(Dataset rows for apps and sites)
##############################

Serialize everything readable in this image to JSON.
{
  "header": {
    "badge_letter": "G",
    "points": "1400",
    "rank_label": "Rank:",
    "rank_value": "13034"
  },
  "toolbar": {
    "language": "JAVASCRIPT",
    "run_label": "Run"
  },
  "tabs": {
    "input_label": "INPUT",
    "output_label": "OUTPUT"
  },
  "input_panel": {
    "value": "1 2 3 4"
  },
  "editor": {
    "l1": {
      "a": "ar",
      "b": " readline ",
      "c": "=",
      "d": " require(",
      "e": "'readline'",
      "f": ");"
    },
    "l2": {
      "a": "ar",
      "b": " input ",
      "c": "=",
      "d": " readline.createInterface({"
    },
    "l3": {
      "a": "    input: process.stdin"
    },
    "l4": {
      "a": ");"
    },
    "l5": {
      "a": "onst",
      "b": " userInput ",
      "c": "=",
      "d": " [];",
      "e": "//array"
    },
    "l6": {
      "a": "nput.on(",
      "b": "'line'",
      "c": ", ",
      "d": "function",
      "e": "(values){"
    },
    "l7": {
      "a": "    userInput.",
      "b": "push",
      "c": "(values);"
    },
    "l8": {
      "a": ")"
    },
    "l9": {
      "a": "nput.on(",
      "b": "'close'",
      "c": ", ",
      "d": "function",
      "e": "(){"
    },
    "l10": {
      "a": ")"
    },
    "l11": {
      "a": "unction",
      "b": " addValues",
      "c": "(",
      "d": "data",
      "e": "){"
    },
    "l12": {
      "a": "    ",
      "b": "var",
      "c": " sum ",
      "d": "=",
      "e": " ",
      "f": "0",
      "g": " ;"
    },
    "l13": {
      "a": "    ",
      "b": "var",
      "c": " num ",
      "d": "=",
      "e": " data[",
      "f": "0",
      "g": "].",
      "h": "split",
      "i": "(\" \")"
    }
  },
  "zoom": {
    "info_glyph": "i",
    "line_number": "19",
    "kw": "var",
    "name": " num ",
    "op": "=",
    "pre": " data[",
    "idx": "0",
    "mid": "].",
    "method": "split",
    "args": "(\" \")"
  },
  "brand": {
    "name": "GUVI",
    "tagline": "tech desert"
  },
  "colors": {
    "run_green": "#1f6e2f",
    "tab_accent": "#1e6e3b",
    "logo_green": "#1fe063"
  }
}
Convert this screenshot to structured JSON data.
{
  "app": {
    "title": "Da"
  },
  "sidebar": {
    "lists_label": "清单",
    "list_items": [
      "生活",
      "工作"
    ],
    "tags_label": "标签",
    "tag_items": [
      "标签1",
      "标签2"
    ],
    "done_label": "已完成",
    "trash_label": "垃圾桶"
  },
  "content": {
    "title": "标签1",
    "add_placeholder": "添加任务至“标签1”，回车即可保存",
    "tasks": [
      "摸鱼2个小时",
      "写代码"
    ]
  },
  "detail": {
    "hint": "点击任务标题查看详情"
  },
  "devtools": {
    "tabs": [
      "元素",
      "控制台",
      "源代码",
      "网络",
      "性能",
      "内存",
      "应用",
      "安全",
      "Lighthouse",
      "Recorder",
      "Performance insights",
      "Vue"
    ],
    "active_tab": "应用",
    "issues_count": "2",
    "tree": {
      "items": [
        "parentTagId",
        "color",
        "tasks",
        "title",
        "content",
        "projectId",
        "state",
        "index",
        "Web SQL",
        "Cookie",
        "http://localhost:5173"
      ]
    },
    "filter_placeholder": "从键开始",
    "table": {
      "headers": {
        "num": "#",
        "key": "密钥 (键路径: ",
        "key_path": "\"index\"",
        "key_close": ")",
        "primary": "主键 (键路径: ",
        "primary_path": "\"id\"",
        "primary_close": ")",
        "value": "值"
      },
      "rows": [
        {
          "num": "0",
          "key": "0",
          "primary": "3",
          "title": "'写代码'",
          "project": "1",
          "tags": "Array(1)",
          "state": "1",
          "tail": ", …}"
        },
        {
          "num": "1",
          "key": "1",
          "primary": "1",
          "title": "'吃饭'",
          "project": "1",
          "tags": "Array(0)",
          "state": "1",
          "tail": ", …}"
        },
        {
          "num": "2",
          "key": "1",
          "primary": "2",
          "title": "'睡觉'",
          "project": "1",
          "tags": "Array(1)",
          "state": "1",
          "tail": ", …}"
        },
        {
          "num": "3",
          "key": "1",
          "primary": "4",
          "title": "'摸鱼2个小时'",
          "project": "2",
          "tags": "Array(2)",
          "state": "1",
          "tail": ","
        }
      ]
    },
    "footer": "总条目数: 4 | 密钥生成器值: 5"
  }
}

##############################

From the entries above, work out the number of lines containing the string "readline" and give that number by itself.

3